Task requirements ▸ Line by line, the entries below are to be reproduced unaltered.

[Stored data]
---*---

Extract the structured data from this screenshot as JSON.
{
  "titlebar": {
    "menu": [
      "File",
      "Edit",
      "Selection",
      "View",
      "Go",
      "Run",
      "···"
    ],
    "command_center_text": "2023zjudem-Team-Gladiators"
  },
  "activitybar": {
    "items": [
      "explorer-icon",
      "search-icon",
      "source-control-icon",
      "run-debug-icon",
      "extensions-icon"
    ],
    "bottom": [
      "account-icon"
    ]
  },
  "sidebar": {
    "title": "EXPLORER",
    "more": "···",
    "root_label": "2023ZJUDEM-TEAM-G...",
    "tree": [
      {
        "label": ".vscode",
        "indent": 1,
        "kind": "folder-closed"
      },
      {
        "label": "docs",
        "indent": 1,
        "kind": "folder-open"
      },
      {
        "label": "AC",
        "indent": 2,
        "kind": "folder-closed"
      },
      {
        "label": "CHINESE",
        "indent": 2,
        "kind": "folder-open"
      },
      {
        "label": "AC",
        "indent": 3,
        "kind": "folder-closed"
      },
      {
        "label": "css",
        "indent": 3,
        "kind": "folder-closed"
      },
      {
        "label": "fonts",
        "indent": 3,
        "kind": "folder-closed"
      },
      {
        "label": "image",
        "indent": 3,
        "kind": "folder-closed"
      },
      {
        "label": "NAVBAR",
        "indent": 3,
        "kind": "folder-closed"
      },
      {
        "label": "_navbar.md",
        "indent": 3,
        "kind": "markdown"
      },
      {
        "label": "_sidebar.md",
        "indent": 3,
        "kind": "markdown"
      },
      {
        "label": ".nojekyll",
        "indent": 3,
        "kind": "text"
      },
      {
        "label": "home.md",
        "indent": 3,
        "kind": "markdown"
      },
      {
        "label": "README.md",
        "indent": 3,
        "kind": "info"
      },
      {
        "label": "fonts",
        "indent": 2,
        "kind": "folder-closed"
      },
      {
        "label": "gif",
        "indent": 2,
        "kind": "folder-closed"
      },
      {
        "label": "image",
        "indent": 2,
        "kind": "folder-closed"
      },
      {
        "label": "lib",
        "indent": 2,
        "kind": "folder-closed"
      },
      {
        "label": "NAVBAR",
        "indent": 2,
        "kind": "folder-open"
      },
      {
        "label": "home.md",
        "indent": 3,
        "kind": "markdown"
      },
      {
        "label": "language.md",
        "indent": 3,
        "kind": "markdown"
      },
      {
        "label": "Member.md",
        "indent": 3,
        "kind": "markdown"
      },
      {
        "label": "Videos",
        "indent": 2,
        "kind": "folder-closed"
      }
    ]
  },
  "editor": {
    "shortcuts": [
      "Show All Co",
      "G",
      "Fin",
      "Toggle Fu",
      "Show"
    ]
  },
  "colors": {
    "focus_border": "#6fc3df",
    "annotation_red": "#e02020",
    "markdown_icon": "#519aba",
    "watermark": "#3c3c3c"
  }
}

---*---

Response area ▸
Extract the structured data from this screenshot as JSON.
{
  "titlebar": {
    "menu": [
      "File",
      "Edit",
      "Selection",
      "View",
      "Go",
      "Run",
      "···"
    ],
    "command_center_text": "2023zjudem-Team-Gladiators"
  },
  "activitybar": {
    "items": [
      "explorer-icon",
      "search-icon",
      "source-control-icon",
      "run-debug-icon",
      "extensions-icon"
    ],
    "bottom": [
      "account-icon"
    ]
  },
  "sidebar": {
    "title": "EXPLORER",
    "more": "···",
    "root_label": "2023ZJUDEM-TEAM-G...",
    "tree": [
      {
        "label": ".vscode",
        "indent": 1,
        "kind": "folder-closed"
      },
      {
        "label": "docs",
        "indent": 1,
        "kind": "folder-open"
      },
      {
        "label": "AC",
        "indent": 2,
        "kind": "folder-closed"
      },
      {
        "label": "CHINESE",
        "indent": 2,
        "kind": "folder-open"
      },
      {
        "label": "AC",
        "indent": 3,
        "kind": "folder-closed"
      },
      {
        "label": "css",
        "indent": 3,
        "kind": "folder-closed"
      },
      {
        "label": "fonts",
        "indent": 3,
        "kind": "folder-closed"
      },
      {
        "label": "image",
        "indent": 3,
        "kind": "folder-closed"
      },
      {
        "label": "NAVBAR",
        "indent": 3,
        "kind": "folder-closed"
      },
      {
        "label": "_navbar.md",
        "indent": 3,
        "kind": "markdown"
      },
      {
        "label": "_sidebar.md",
        "indent": 3,
        "kind": "markdown"
      },
      {
        "label": ".nojekyll",
        "indent": 3,
        "kind": "text"
      },
      {
        "label": "home.md",
        "indent": 3,
        "kind": "markdown"
      },
      {
        "label": "README.md",
        "indent": 3,
        "kind": "info"
      },
      {
        "label": "fonts",
        "indent": 2,
        "kind": "folder-closed"
      },
      {
        "label": "gif",
        "indent": 2,
        "kind": "folder-closed"
      },
      {
        "label": "image",
        "indent": 2,
        "kind": "folder-closed"
      },
      {
        "label": "lib",
        "indent": 2,
        "kind": "folder-closed"
      },
      {
        "label": "NAVBAR",
        "indent": 2,
        "kind": "folder-open"
      },
      {
        "label": "home.md",
        "indent": 3,
        "kind": "markdown"
      },
      {
        "label": "language.md",
        "indent": 3,
        "kind": "markdown"
      },
      {
        "label": "Member.md",
        "indent": 3,
        "kind": "markdown"
      },
      {
        "label": "Videos",
        "indent": 2,
        "kind": "folder-closed"
      }
    ]
  },
  "editor": {
    "shortcuts": [
      "Show All Co",
      "G",
      "Fin",
      "Toggle Fu",
      "Show"
    ]
  },
  "colors": {
    "focus_border": "#6fc3df",
    "annotation_red": "#e02020",
    "markdown_icon": "#519aba",
    "watermark": "#3c3c3c"
  }
}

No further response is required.